There is a general twittering in the market place about the revival of traditional travel agents and a backlash against online booking.
Several recent studies, such as eMarketer’s research on the dissatisfaction with online travel agencies supported by Ascent MI’s Leisure Travel Monitor, have concluded that consumers are once again seeking out the personal service and expertise provided by that face-to-face or telephone contact with a human being.
Holiday comparison site, travel.co.uk, has also done its own research showing that 58% of users are booking online while 42% prefer to book on the phone. The results come from travel.co.uk’s first two months of booking since its June launch. The service aims to offer choice.
The ‘I told you so’s,’ out there will trot out their usual stock phrases about not being able to replace real people and real knowledge –and it’s true.
Despite all the tricks employed by OTAs to replicate the offline human factor online, it isn’t working. It seems navigation has been compromised in the process and instead of simplifying the whole process, a good deal of complexity has crept in.
This is the most likely scenario and explains the rebirth of traditional channels, but OTAs will sort themselves out and yes, there will still be a role for human beings or a permutation of the two.
At various different stages of a consumer’s travel buying experience there is a greater or lesser opportunity for human interaction. Some people may have the patience to stick with the online process from start to finish. Others will give up and go elsewhere to ensure they get what they wanted. Leisure travel is, after all, an emotional purchase.

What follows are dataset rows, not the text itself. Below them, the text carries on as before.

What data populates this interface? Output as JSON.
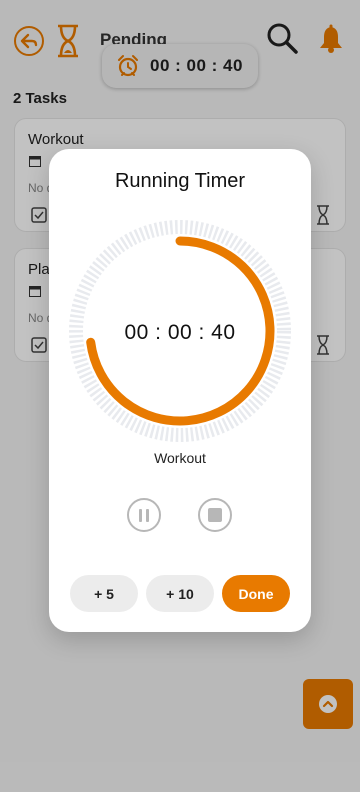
{
  "header": {
    "title": "Pending",
    "timer_display": "00 : 00 : 40"
  },
  "task_count": "2 Tasks",
  "tasks": [
    {
      "title": "Workout",
      "note": "No d"
    },
    {
      "title": "Pla",
      "note": "No d"
    }
  ],
  "dialog": {
    "title": "Running Timer",
    "time": "00 : 00 : 40",
    "task_name": "Workout",
    "progress": 0.73,
    "buttons": {
      "plus5": "+ 5",
      "plus10": "+ 10",
      "done": "Done"
    }
  },
  "colors": {
    "accent": "#e87a00",
    "ring_track": "#e8eaee",
    "control_grey": "#b7b7b7"
  },
  "icons": {
    "back": "back-arrow-icon",
    "hourglass": "hourglass-icon",
    "search": "search-icon",
    "bell": "bell-icon",
    "alarm": "alarm-clock-icon",
    "scroll_up": "chevron-up-icon"
  }
}
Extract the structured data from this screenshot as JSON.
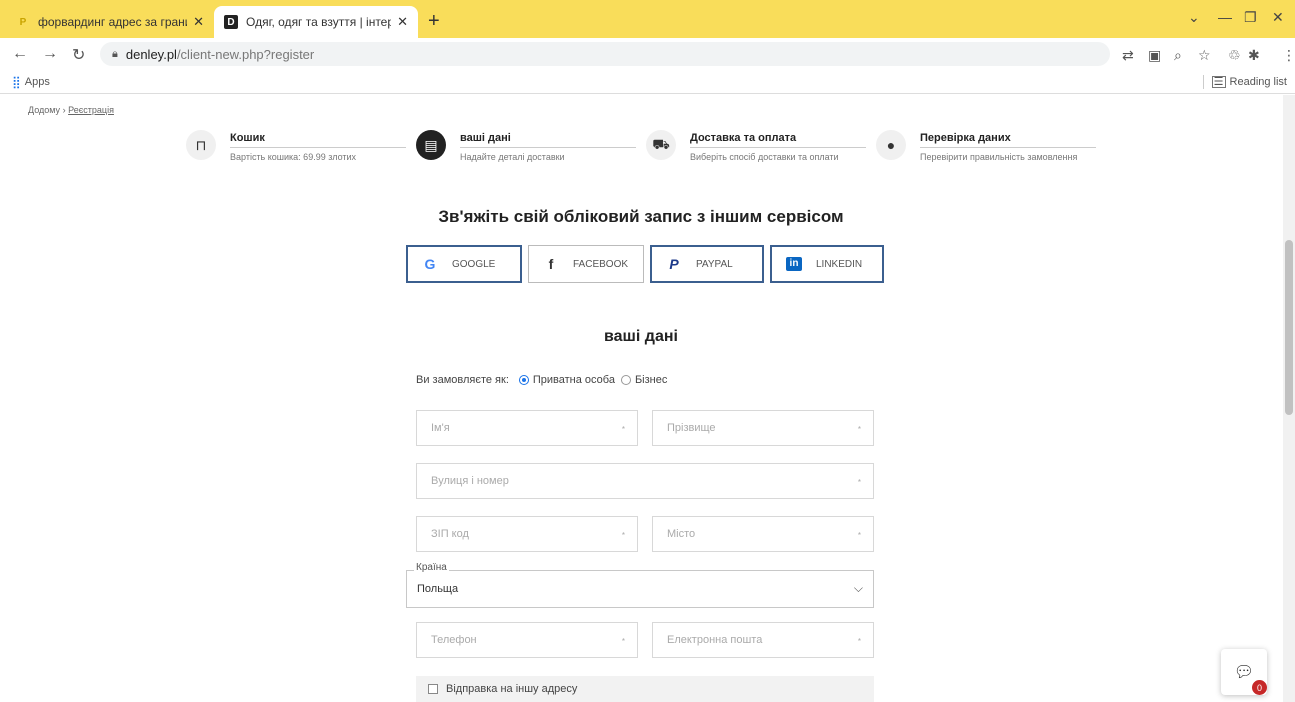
{
  "browser": {
    "tabs": [
      {
        "title": "форвардинг адрес за границей",
        "favicon": "Р"
      },
      {
        "title": "Одяг, одяг та взуття | інтернет-",
        "favicon": "D"
      }
    ],
    "url_domain": "denley.pl",
    "url_path": "/client-new.php?register",
    "bookmarks": {
      "apps": "Apps",
      "reading_list": "Reading list"
    },
    "accent": "#f9dd5a"
  },
  "breadcrumb": {
    "home": "Додому",
    "separator": "›",
    "current": "Реєстрація"
  },
  "steps": [
    {
      "title": "Кошик",
      "subtitle": "Вартість кошика: 69.99 злотих",
      "icon": "bag-icon"
    },
    {
      "title": "ваші дані",
      "subtitle": "Надайте деталі доставки",
      "icon": "document-icon"
    },
    {
      "title": "Доставка та оплата",
      "subtitle": "Виберіть спосіб доставки та оплати",
      "icon": "truck-icon"
    },
    {
      "title": "Перевірка даних",
      "subtitle": "Перевірити правильність замовлення",
      "icon": "chat-bubble-icon"
    }
  ],
  "social_heading": "Зв'яжіть свій обліковий запис з іншим сервісом",
  "social_buttons": [
    {
      "label": "GOOGLE",
      "icon": "G"
    },
    {
      "label": "FACEBOOK",
      "icon": "f"
    },
    {
      "label": "PAYPAL",
      "icon": "P"
    },
    {
      "label": "LINKEDIN",
      "icon": "in"
    }
  ],
  "form_heading": "ваші дані",
  "order_type": {
    "label": "Ви замовляєте як:",
    "private": "Приватна особа",
    "business": "Бізнес",
    "selected": "private"
  },
  "fields": {
    "first_name": "Ім'я",
    "last_name": "Прізвище",
    "street": "Вулиця і номер",
    "zip": "ЗІП код",
    "city": "Місто",
    "phone": "Телефон",
    "email": "Електронна пошта",
    "required_mark": "*"
  },
  "country": {
    "label": "Країна",
    "value": "Польща"
  },
  "ship_other": "Відправка на іншу адресу",
  "chat": {
    "badge": "0"
  }
}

Simplicity is key, make it easy for consumers to get what they want and they’ll come back. Bells and whistles create that initial wow online but often lead consumers down a virtual dead end.